#### [EXERCISE DESCRIPTION]
Pick out every line of the entries below where "title" occurs, and copy those lines.

Dataset rows describing interfaces:
┌──
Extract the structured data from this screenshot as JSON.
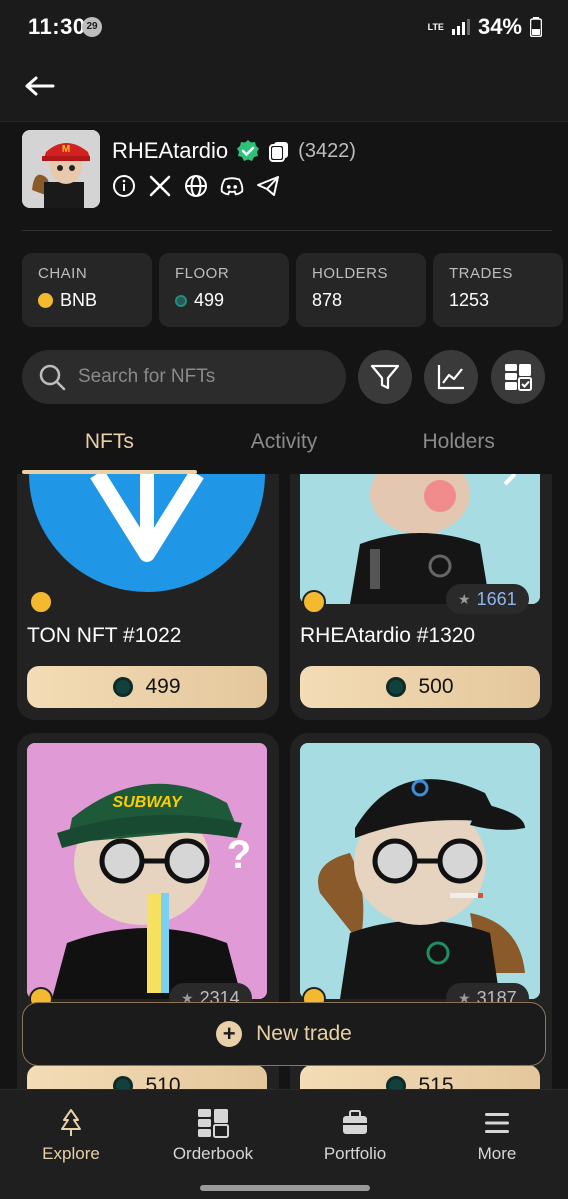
{
  "status_bar": {
    "time": "11:30",
    "notif_count": "29",
    "network": "LTE",
    "battery": "34%"
  },
  "collection": {
    "name": "RHEAtardio",
    "count": "(3422)",
    "stats": [
      {
        "label": "CHAIN",
        "value": "BNB",
        "icon": "bnb-coin-icon"
      },
      {
        "label": "FLOOR",
        "value": "499",
        "icon": "ton-coin-icon"
      },
      {
        "label": "HOLDERS",
        "value": "878"
      },
      {
        "label": "TRADES",
        "value": "1253"
      }
    ]
  },
  "search": {
    "placeholder": "Search for NFTs"
  },
  "tabs": [
    {
      "label": "NFTs"
    },
    {
      "label": "Activity"
    },
    {
      "label": "Holders"
    }
  ],
  "nfts": [
    {
      "title": "TON NFT #1022",
      "price": "499"
    },
    {
      "title": "RHEAtardio #1320",
      "price": "500",
      "rank": "1661"
    },
    {
      "title": "",
      "price": "510",
      "rank": "2314"
    },
    {
      "title": "",
      "price": "515",
      "rank": "3187"
    }
  ],
  "new_trade": {
    "label": "New trade"
  },
  "bottom_nav": [
    {
      "label": "Explore",
      "icon": "tree-icon"
    },
    {
      "label": "Orderbook",
      "icon": "orderbook-icon"
    },
    {
      "label": "Portfolio",
      "icon": "briefcase-icon"
    },
    {
      "label": "More",
      "icon": "menu-icon"
    }
  ],
  "colors": {
    "accent": "#e8d0a8",
    "background": "#141414",
    "card": "#222222",
    "bnb": "#f3ba2f"
  }
}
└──
#### [COMPLETED EXERCISE]
      "title": "TON NFT #1022",
      "title": "RHEAtardio #1320",
      "title": "",
      "title": "",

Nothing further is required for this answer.